“A lot of people still don’t realise that the organ is the only instrument with no acoustic properties at all. It’s totally electronic, and that is why it’s so different; in fact it’s the nearest thing to s computer there is. There’s hardly a good organ sound on record, even if the stage sound is good, and I think the Leslie is to blame for this. It’s OK for something like a Procol Harum introduction, but it gets swamped in the ensemble. I think you’ve got to remember that you can never approach an organ thinking of it as an electric piano, because quite honestly the only similarity is that they both have keyboards.”
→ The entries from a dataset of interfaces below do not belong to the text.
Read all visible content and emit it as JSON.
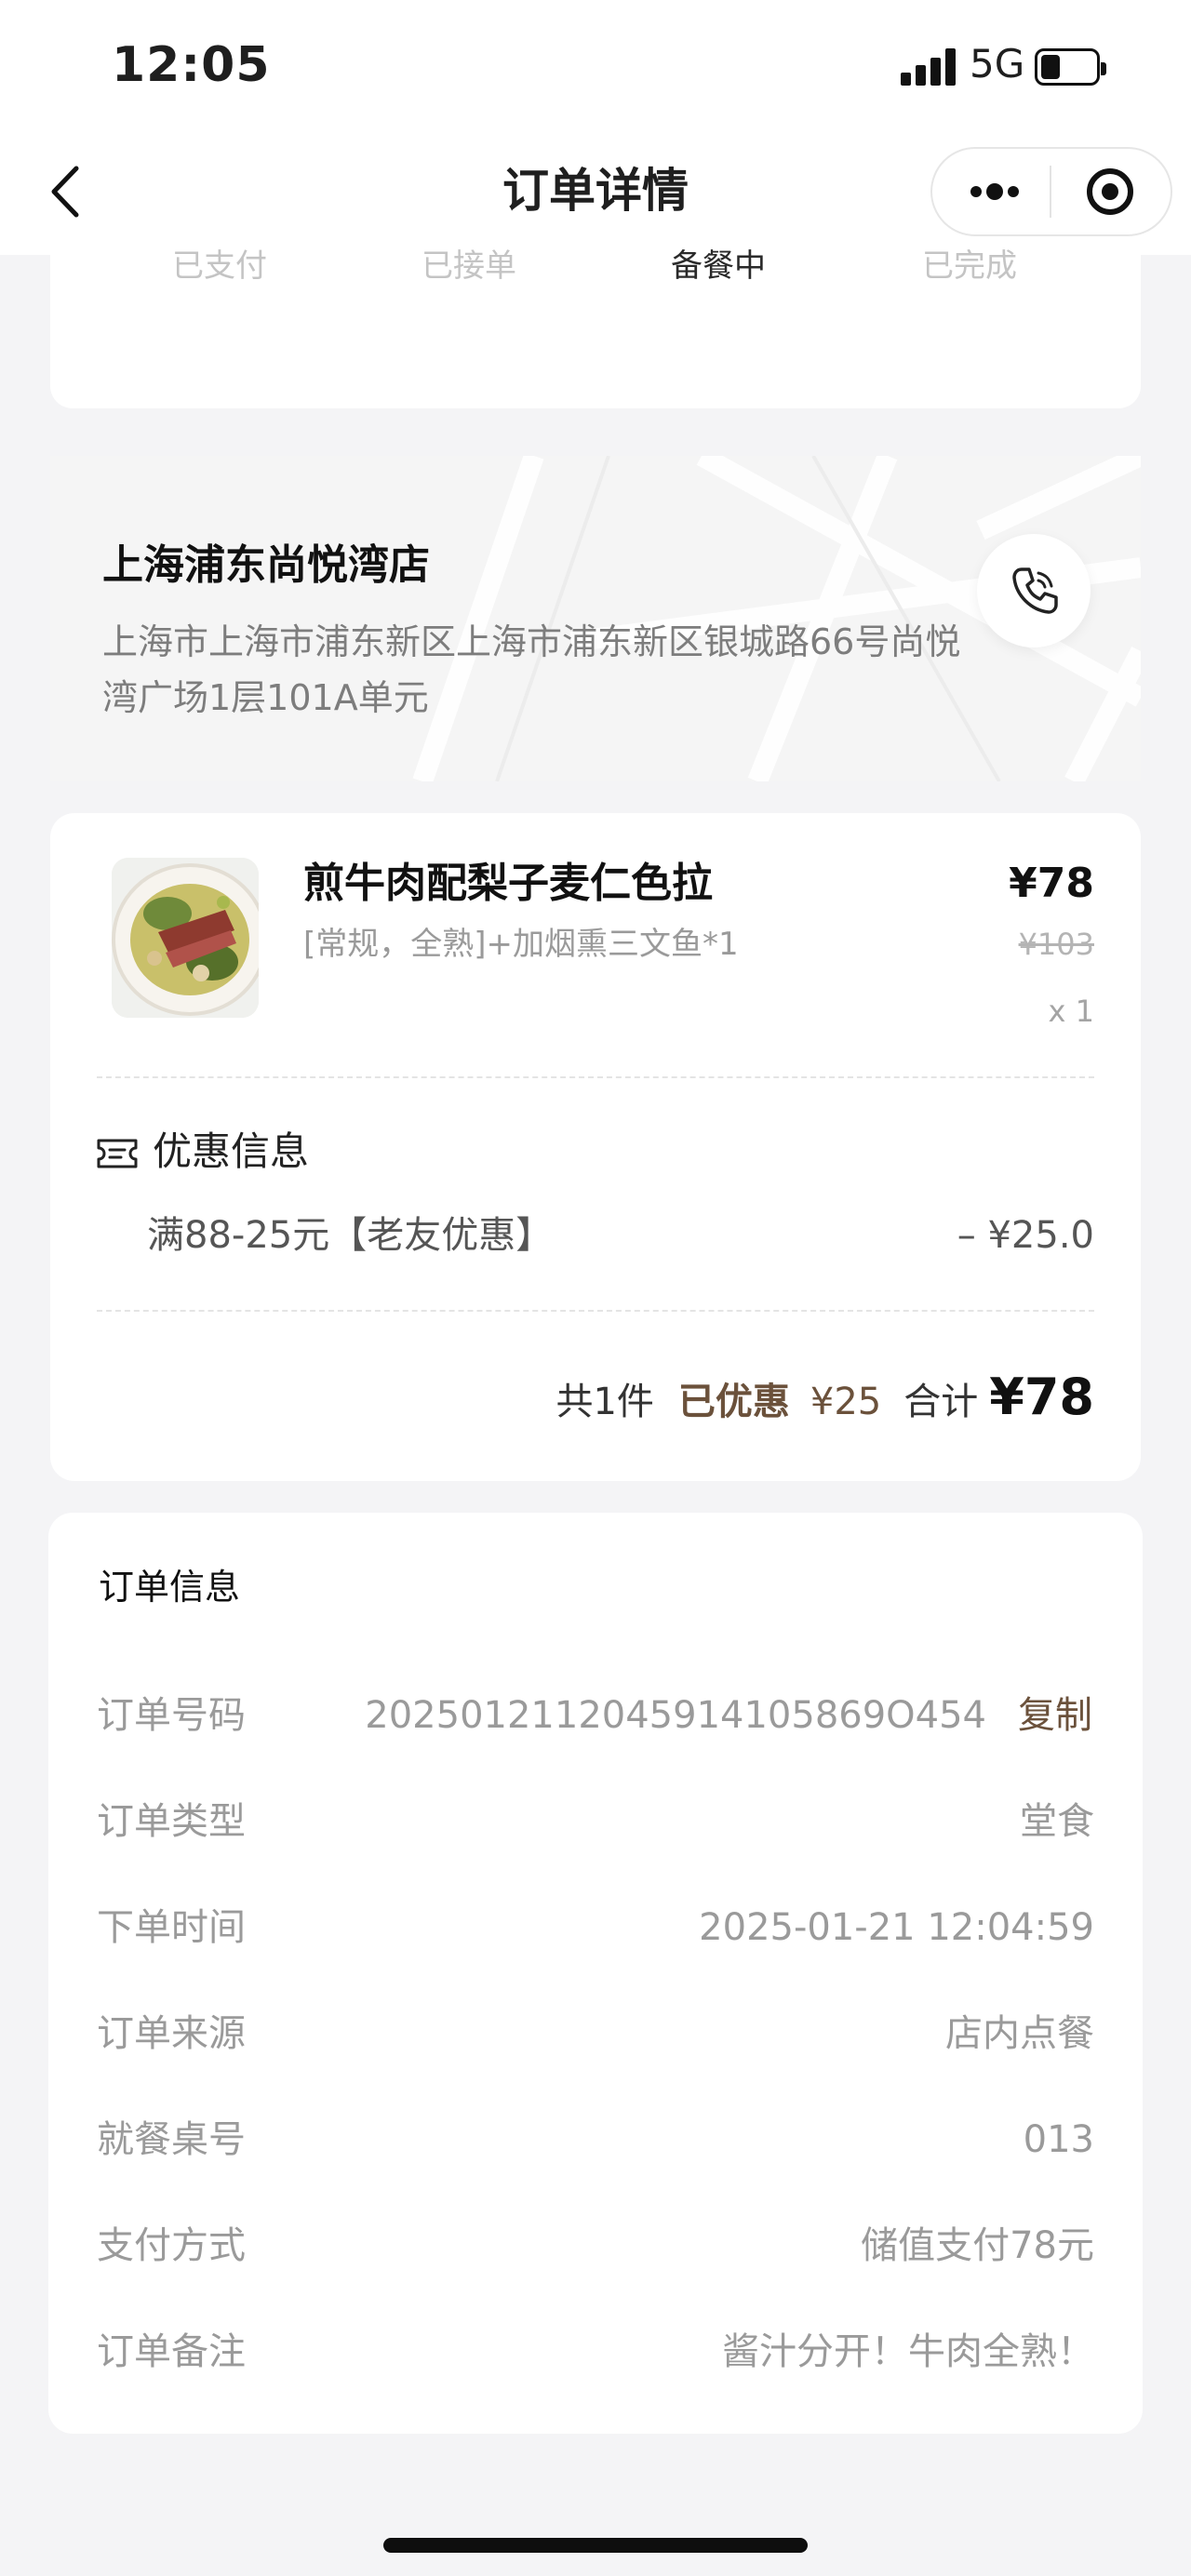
{
  "status_bar": {
    "time": "12:05",
    "network": "5G"
  },
  "nav": {
    "title": "订单详情"
  },
  "progress": {
    "steps": [
      "已支付",
      "已接单",
      "备餐中",
      "已完成"
    ],
    "current_step": "备餐中"
  },
  "store": {
    "name": "上海浦东尚悦湾店",
    "address": "上海市上海市浦东新区上海市浦东新区银城路66号尚悦湾广场1层101A单元"
  },
  "items": [
    {
      "name": "煎牛肉配梨子麦仁色拉",
      "spec": "[常规，全熟]+加烟熏三文鱼*1",
      "price": "¥78",
      "original_price": "¥103",
      "quantity": "x 1"
    }
  ],
  "discount": {
    "title": "优惠信息",
    "name": "满88-25元【老友优惠】",
    "amount": "– ¥25.0"
  },
  "summary": {
    "count": "共1件",
    "saved_label": "已优惠",
    "saved_amount": "¥25",
    "total_label": "合计",
    "total_value": "¥78"
  },
  "order_info": {
    "title": "订单信息",
    "copy_label": "复制",
    "rows": [
      {
        "label": "订单号码",
        "value": "2025012112045914105869O454"
      },
      {
        "label": "订单类型",
        "value": "堂食"
      },
      {
        "label": "下单时间",
        "value": "2025-01-21 12:04:59"
      },
      {
        "label": "订单来源",
        "value": "店内点餐"
      },
      {
        "label": "就餐桌号",
        "value": "013"
      },
      {
        "label": "支付方式",
        "value": "储值支付78元"
      },
      {
        "label": "订单备注",
        "value": "酱汁分开！牛肉全熟！"
      }
    ]
  },
  "colors": {
    "accent_brown": "#6b513b",
    "page_bg": "#f4f4f6",
    "muted_text": "#9a9a9a"
  }
}
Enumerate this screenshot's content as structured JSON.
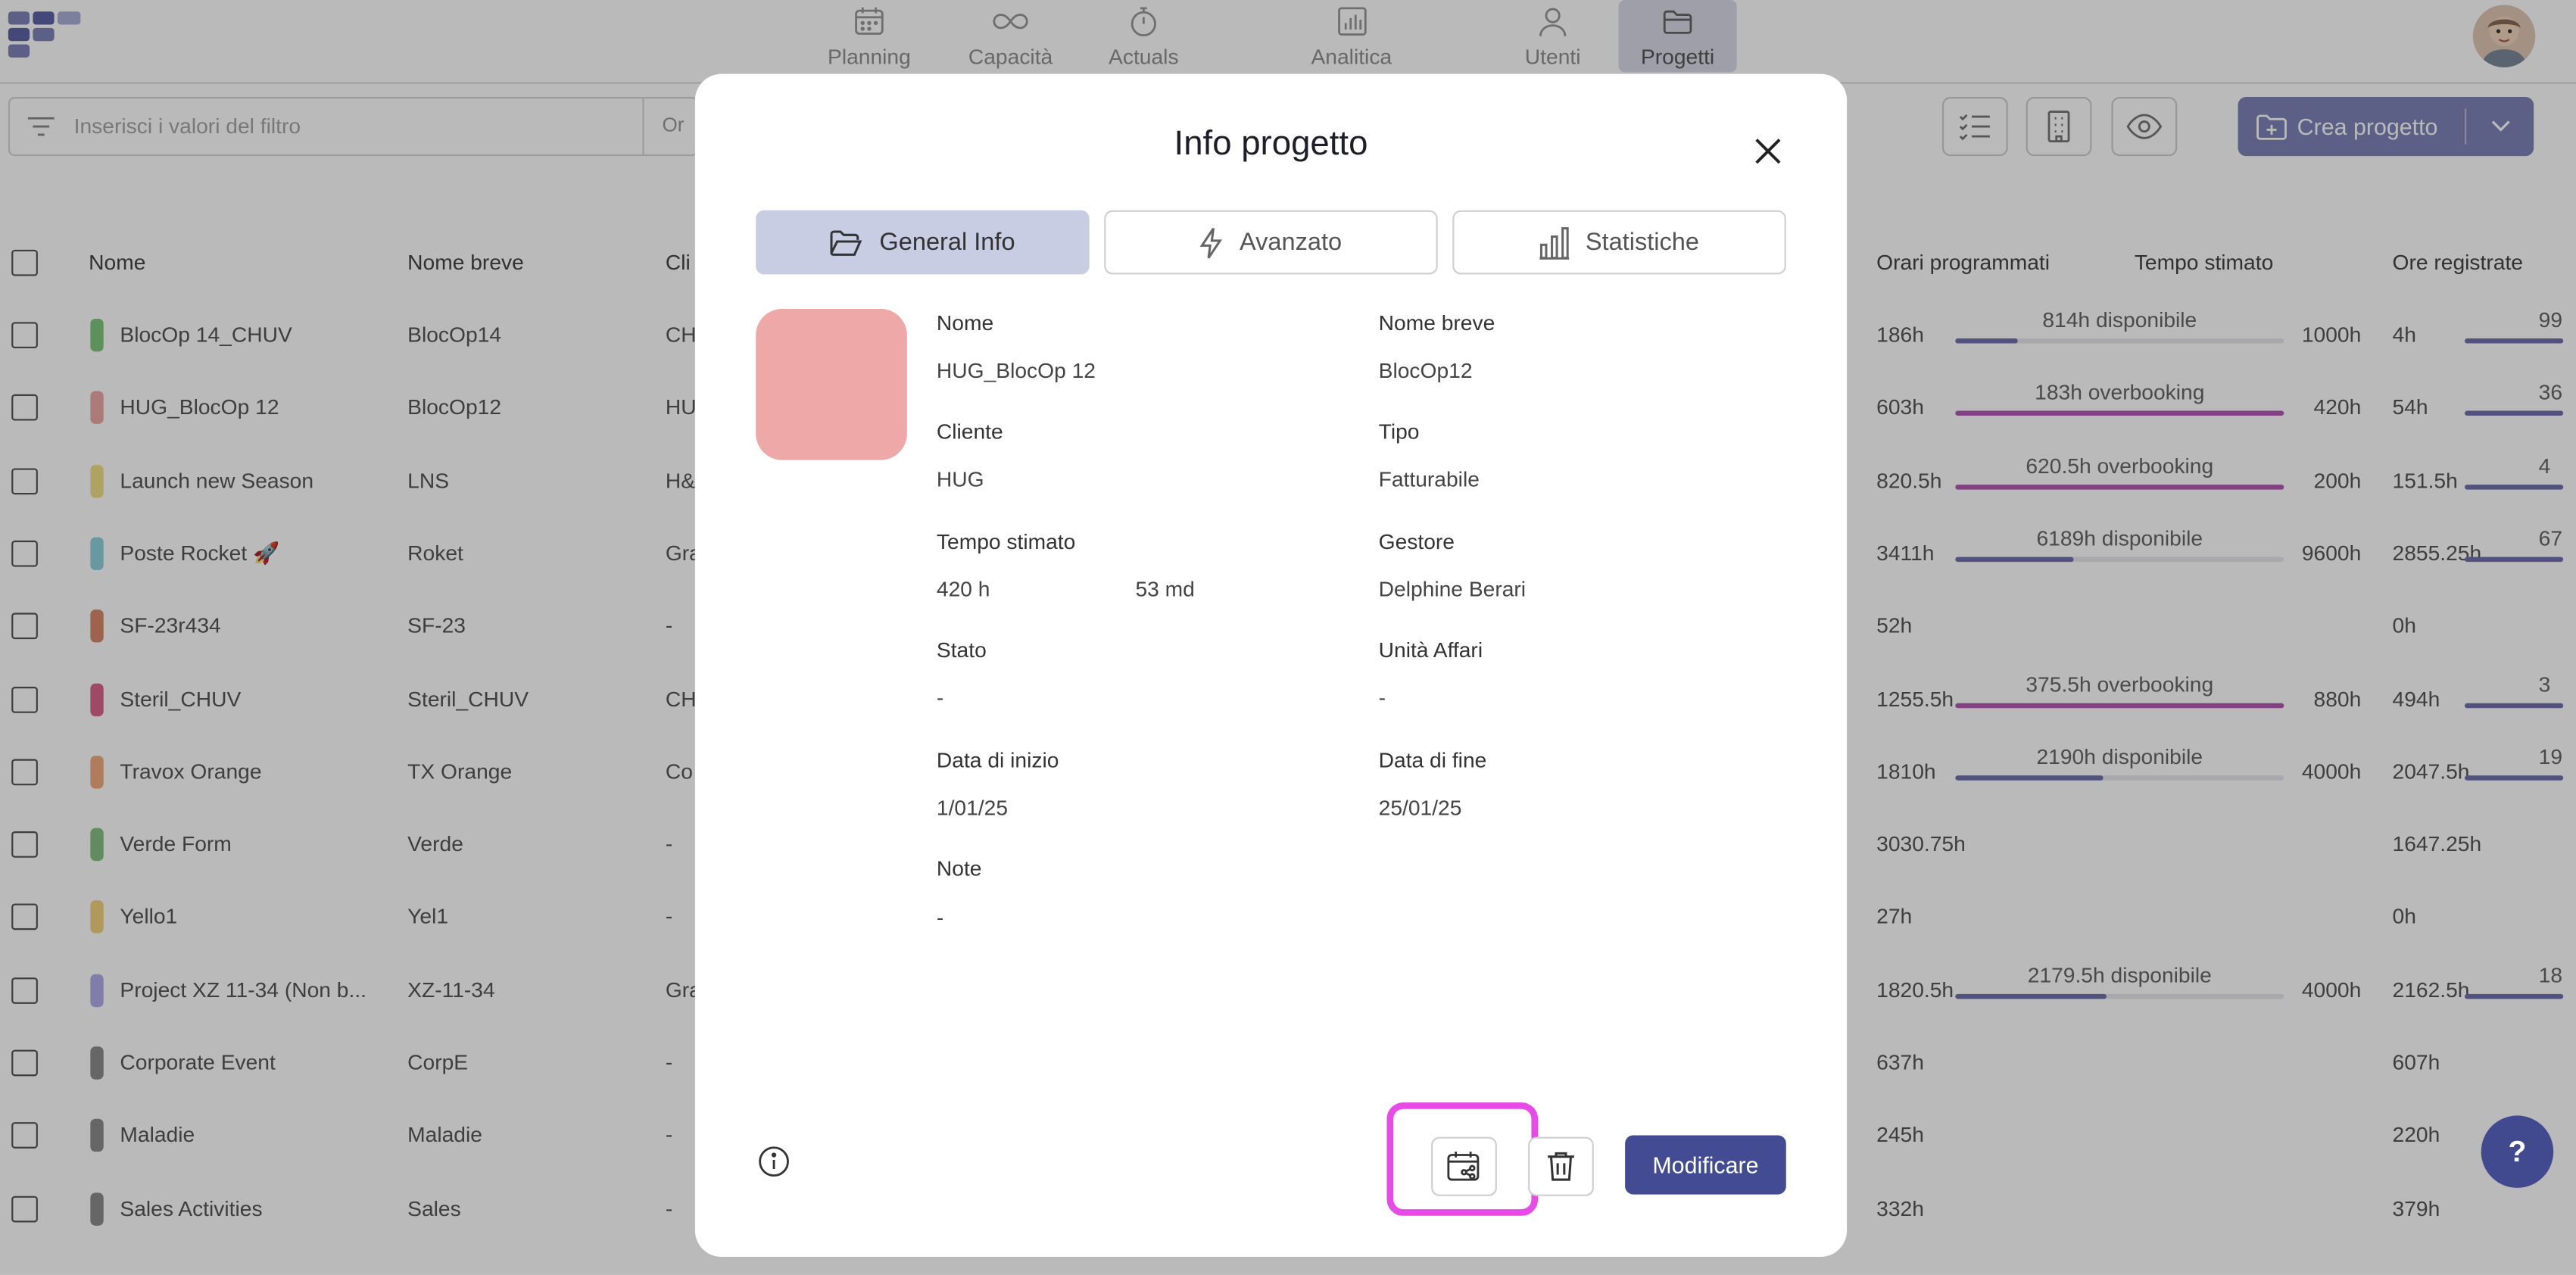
{
  "nav": {
    "items": [
      {
        "label": "Planning",
        "icon": "calendar-icon"
      },
      {
        "label": "Capacità",
        "icon": "infinity-icon"
      },
      {
        "label": "Actuals",
        "icon": "stopwatch-icon"
      },
      {
        "label": "Analitica",
        "icon": "bar-chart-icon"
      },
      {
        "label": "Utenti",
        "icon": "user-icon"
      },
      {
        "label": "Progetti",
        "icon": "folder-icon",
        "active": true
      }
    ]
  },
  "toolbar": {
    "filter_placeholder": "Inserisci i valori del filtro",
    "filter_or": "Or",
    "create_label": "Crea progetto"
  },
  "table": {
    "columns": {
      "name": "Nome",
      "short": "Nome breve",
      "client": "Cli",
      "scheduled": "Orari programmati",
      "estimated": "Tempo stimato",
      "logged": "Ore registrate"
    },
    "rows": [
      {
        "color": "#7fc97a",
        "name": "BlocOp 14_CHUV",
        "short": "BlocOp14",
        "client": "CH",
        "scheduled": "186h",
        "bar_label": "814h disponibile",
        "bar_fill": 0.19,
        "overbooking": false,
        "estimated": "1000h",
        "logged": "4h",
        "logged_cut": "99"
      },
      {
        "color": "#eea8a8",
        "name": "HUG_BlocOp 12",
        "short": "BlocOp12",
        "client": "HU",
        "scheduled": "603h",
        "bar_label": "183h overbooking",
        "bar_fill": 1,
        "overbooking": true,
        "estimated": "420h",
        "logged": "54h",
        "logged_cut": "36"
      },
      {
        "color": "#f0e08a",
        "name": "Launch new Season",
        "short": "LNS",
        "client": "H&",
        "scheduled": "820.5h",
        "bar_label": "620.5h overbooking",
        "bar_fill": 1,
        "overbooking": true,
        "estimated": "200h",
        "logged": "151.5h",
        "logged_cut": "4"
      },
      {
        "color": "#8fd1dc",
        "name": "Poste Rocket 🚀",
        "short": "Roket",
        "client": "Gra",
        "scheduled": "3411h",
        "bar_label": "6189h disponibile",
        "bar_fill": 0.36,
        "overbooking": false,
        "estimated": "9600h",
        "logged": "2855.25h",
        "logged_cut": "67"
      },
      {
        "color": "#d88a6a",
        "name": "SF-23r434",
        "short": "SF-23",
        "client": "-",
        "scheduled": "52h",
        "bar_label": "",
        "bar_fill": 0,
        "overbooking": false,
        "estimated": "",
        "logged": "0h",
        "logged_cut": ""
      },
      {
        "color": "#d9668e",
        "name": "Steril_CHUV",
        "short": "Steril_CHUV",
        "client": "CH",
        "scheduled": "1255.5h",
        "bar_label": "375.5h overbooking",
        "bar_fill": 1,
        "overbooking": true,
        "estimated": "880h",
        "logged": "494h",
        "logged_cut": "3"
      },
      {
        "color": "#f0ab7e",
        "name": "Travox Orange",
        "short": "TX Orange",
        "client": "Co",
        "scheduled": "1810h",
        "bar_label": "2190h disponibile",
        "bar_fill": 0.45,
        "overbooking": false,
        "estimated": "4000h",
        "logged": "2047.5h",
        "logged_cut": "19"
      },
      {
        "color": "#86c084",
        "name": "Verde Form",
        "short": "Verde",
        "client": "-",
        "scheduled": "3030.75h",
        "bar_label": "",
        "bar_fill": 0,
        "overbooking": false,
        "estimated": "",
        "logged": "1647.25h",
        "logged_cut": ""
      },
      {
        "color": "#f1d27c",
        "name": "Yello1",
        "short": "Yel1",
        "client": "-",
        "scheduled": "27h",
        "bar_label": "",
        "bar_fill": 0,
        "overbooking": false,
        "estimated": "",
        "logged": "0h",
        "logged_cut": ""
      },
      {
        "color": "#b1acea",
        "name": "Project XZ 11-34 (Non b...",
        "short": "XZ-11-34",
        "client": "Gra",
        "scheduled": "1820.5h",
        "bar_label": "2179.5h disponibile",
        "bar_fill": 0.46,
        "overbooking": false,
        "estimated": "4000h",
        "logged": "2162.5h",
        "logged_cut": "18"
      },
      {
        "color": "#8c8c8c",
        "name": "Corporate Event",
        "short": "CorpE",
        "client": "-",
        "scheduled": "637h",
        "bar_label": "",
        "bar_fill": 0,
        "overbooking": false,
        "estimated": "",
        "logged": "607h",
        "logged_cut": ""
      },
      {
        "color": "#8c8c8c",
        "name": "Maladie",
        "short": "Maladie",
        "client": "-",
        "scheduled": "245h",
        "bar_label": "",
        "bar_fill": 0,
        "overbooking": false,
        "estimated": "",
        "logged": "220h",
        "logged_cut": ""
      },
      {
        "color": "#8c8c8c",
        "name": "Sales Activities",
        "short": "Sales",
        "client": "-",
        "scheduled": "332h",
        "bar_label": "",
        "bar_fill": 0,
        "overbooking": false,
        "estimated": "",
        "logged": "379h",
        "logged_cut": ""
      }
    ]
  },
  "help": {
    "label": "?"
  },
  "modal": {
    "title": "Info progetto",
    "tabs": [
      {
        "label": "General Info",
        "icon": "folder-open-icon",
        "active": true
      },
      {
        "label": "Avanzato",
        "icon": "lightning-icon"
      },
      {
        "label": "Statistiche",
        "icon": "bar-chart-icon"
      }
    ],
    "project_color": "#eea8a8",
    "fields": {
      "name_label": "Nome",
      "name_value": "HUG_BlocOp 12",
      "short_label": "Nome breve",
      "short_value": "BlocOp12",
      "client_label": "Cliente",
      "client_value": "HUG",
      "type_label": "Tipo",
      "type_value": "Fatturabile",
      "estimate_label": "Tempo stimato",
      "estimate_hours": "420 h",
      "estimate_days": "53 md",
      "manager_label": "Gestore",
      "manager_value": "Delphine Berari",
      "status_label": "Stato",
      "status_value": "-",
      "bu_label": "Unità Affari",
      "bu_value": "-",
      "start_label": "Data di inizio",
      "start_value": "1/01/25",
      "end_label": "Data di fine",
      "end_value": "25/01/25",
      "notes_label": "Note",
      "notes_value": "-"
    },
    "edit_label": "Modificare"
  }
}
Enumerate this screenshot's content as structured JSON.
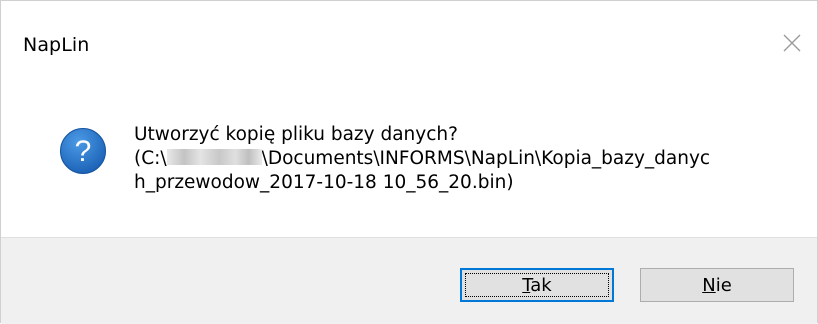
{
  "window": {
    "title": "NapLin",
    "close_icon": "close-icon"
  },
  "message": {
    "icon": "question-icon",
    "line1": "Utworzyć kopię pliku bazy danych?",
    "line2_prefix": "(C:\\",
    "line2_suffix": "\\Documents\\INFORMS\\NapLin\\Kopia_bazy_danyc",
    "line3": "h_przewodow_2017-10-18 10_56_20.bin)"
  },
  "buttons": {
    "yes": {
      "accelerator": "T",
      "rest": "ak"
    },
    "no": {
      "accelerator": "N",
      "rest": "ie"
    }
  },
  "colors": {
    "accent": "#0078d7",
    "icon_blue": "#1f6fc6",
    "footer_bg": "#f0f0f0"
  }
}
Similarly, Vincent is very dogmatic about piano styles. “Your playing style comes purely from what you write, and I like to think that I’m not influenced by anyone, although in point of fact I’m influenced by everyone. Also, I went to music college, and this must have an influence on what I do. Apart from using special effects I think it’s impossible to get a unique organ sound; it’s the way you play which gives the uniqueness of sound. In building up a solo, I play in a way as if I’d written it. Too many people concentrate on playing incredibly fast without actually stopping to think what they are playing incredibly fast, the proof being that every successful group makes it on their writing ability.”
© Jerry Gilbert, Sounds, 10 October 1970